● WHAT IS EXPECTED
Look for "sessions" in the records and copy every line that has it.

(Beginning of EXTRACTED DATA)

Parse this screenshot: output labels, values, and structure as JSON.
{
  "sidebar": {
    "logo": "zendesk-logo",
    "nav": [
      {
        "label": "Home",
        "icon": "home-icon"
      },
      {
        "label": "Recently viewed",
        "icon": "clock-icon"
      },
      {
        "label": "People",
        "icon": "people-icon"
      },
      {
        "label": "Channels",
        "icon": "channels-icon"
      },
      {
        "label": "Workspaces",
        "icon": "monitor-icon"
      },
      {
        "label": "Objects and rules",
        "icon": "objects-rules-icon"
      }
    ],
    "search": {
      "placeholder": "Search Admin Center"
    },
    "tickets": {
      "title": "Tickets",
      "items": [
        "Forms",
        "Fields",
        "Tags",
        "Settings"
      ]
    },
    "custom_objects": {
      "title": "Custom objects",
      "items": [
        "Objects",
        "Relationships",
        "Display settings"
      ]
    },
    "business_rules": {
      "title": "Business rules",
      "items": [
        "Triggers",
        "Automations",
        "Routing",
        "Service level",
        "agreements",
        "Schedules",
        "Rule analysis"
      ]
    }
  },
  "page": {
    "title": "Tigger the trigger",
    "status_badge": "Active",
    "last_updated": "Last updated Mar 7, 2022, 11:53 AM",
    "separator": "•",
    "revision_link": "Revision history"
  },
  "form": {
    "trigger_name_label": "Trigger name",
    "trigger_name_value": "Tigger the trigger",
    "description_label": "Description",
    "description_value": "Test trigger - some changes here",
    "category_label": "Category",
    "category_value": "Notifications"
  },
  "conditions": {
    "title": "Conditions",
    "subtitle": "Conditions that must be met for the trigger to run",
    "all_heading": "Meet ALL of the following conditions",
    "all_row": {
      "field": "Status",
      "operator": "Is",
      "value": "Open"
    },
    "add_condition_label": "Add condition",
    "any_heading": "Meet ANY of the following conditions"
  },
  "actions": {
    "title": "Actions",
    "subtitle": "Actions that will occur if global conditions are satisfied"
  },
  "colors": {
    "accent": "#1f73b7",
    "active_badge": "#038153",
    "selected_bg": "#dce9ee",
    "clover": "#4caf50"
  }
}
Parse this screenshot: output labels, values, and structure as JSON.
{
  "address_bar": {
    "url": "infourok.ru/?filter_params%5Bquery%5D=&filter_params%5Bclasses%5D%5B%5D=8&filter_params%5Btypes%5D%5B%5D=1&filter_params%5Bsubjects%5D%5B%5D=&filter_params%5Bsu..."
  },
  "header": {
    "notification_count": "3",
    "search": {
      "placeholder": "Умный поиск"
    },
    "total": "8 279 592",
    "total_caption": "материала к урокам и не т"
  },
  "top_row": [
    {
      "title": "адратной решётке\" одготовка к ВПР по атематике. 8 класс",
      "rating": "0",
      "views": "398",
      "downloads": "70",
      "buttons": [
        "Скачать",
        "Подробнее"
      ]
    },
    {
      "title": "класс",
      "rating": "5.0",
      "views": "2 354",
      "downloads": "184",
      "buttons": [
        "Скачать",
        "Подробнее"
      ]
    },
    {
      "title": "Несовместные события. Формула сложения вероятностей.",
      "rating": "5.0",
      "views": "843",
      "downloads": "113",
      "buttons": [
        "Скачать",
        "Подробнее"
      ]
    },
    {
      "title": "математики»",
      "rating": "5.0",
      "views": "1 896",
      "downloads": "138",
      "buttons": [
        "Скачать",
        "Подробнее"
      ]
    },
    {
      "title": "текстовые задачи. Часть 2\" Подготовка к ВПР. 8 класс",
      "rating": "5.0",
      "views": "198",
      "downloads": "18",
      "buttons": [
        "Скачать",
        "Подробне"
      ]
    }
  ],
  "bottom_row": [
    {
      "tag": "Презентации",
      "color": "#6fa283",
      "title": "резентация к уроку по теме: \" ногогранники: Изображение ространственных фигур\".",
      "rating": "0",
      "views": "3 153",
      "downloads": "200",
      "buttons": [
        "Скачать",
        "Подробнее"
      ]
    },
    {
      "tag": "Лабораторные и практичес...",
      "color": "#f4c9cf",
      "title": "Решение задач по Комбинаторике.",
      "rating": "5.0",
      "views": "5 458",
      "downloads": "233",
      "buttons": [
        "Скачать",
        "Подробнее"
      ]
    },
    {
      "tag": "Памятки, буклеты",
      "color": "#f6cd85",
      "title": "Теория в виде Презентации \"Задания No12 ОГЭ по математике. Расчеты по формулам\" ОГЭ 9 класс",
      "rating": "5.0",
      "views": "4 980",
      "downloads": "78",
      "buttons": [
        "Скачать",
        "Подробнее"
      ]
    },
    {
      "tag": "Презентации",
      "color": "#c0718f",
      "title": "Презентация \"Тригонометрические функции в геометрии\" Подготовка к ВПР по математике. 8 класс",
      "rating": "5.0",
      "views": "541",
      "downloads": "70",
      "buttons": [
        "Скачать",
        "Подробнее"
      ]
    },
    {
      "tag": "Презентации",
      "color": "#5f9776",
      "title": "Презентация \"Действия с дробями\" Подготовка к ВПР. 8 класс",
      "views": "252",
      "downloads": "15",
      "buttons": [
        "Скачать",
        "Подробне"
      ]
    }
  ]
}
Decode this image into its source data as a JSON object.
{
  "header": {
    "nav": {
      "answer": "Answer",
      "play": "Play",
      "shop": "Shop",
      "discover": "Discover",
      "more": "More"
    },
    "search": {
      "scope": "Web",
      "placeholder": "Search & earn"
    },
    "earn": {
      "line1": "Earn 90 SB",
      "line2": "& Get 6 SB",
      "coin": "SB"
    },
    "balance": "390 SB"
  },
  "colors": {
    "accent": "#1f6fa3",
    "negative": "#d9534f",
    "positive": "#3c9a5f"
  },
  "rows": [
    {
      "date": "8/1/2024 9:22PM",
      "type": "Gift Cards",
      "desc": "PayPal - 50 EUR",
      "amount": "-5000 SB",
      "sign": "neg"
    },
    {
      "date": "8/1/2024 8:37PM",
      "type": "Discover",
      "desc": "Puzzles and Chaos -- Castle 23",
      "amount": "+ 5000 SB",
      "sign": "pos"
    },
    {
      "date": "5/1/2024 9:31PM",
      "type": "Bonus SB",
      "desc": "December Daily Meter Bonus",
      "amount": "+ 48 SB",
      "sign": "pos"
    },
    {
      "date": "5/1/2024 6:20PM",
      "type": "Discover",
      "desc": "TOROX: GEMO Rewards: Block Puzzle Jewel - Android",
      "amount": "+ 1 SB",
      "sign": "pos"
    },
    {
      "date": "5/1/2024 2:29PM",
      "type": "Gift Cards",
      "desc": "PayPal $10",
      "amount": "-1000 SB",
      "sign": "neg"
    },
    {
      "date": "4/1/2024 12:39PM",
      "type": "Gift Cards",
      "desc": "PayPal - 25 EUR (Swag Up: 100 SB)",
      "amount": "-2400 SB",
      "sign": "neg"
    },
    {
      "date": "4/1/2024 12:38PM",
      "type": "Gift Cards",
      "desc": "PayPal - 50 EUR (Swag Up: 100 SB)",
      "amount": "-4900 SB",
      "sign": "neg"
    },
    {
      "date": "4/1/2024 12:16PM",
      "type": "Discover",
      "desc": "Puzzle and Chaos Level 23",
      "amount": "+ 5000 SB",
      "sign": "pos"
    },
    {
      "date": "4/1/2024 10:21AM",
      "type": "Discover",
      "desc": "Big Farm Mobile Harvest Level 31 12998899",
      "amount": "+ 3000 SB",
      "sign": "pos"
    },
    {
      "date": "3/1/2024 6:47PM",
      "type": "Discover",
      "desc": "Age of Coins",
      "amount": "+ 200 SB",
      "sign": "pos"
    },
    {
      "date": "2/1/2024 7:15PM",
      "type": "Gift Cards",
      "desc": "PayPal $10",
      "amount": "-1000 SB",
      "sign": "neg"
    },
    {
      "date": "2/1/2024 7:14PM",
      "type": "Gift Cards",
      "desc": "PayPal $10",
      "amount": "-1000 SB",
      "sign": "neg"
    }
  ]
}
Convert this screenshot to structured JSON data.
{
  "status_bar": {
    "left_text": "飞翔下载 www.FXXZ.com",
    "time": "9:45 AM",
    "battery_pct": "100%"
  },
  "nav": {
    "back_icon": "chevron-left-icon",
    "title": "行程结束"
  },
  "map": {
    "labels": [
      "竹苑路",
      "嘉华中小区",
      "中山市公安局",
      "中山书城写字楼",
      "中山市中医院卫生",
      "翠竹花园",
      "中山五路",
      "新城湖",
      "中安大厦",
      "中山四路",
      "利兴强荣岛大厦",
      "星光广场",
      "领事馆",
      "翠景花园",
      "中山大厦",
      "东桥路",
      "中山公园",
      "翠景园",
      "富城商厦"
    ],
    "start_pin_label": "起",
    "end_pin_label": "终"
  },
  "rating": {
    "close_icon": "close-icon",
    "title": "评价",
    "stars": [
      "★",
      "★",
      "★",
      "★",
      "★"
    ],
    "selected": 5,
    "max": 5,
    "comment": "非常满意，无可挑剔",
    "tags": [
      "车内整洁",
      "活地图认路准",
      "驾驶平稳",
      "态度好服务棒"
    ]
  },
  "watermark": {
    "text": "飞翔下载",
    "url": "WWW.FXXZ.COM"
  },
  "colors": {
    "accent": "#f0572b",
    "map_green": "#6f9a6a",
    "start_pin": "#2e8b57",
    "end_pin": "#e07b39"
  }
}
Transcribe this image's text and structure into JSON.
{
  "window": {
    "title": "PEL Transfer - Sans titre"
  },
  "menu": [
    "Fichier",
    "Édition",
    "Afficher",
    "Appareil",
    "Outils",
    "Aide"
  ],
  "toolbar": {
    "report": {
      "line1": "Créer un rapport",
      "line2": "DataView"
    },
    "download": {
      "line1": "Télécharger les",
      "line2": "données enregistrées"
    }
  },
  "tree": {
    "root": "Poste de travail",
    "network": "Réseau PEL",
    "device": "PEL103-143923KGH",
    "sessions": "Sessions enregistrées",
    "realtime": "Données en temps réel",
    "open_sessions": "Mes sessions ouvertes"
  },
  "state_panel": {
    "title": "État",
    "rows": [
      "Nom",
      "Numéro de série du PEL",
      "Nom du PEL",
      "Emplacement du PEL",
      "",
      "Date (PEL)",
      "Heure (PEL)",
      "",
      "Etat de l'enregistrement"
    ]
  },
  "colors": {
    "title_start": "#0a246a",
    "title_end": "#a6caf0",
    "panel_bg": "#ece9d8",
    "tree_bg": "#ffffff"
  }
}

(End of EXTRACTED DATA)

● THE ANSWER
    "sessions": "Sessions enregistrées",
    "open_sessions": "Mes sessions ouvertes"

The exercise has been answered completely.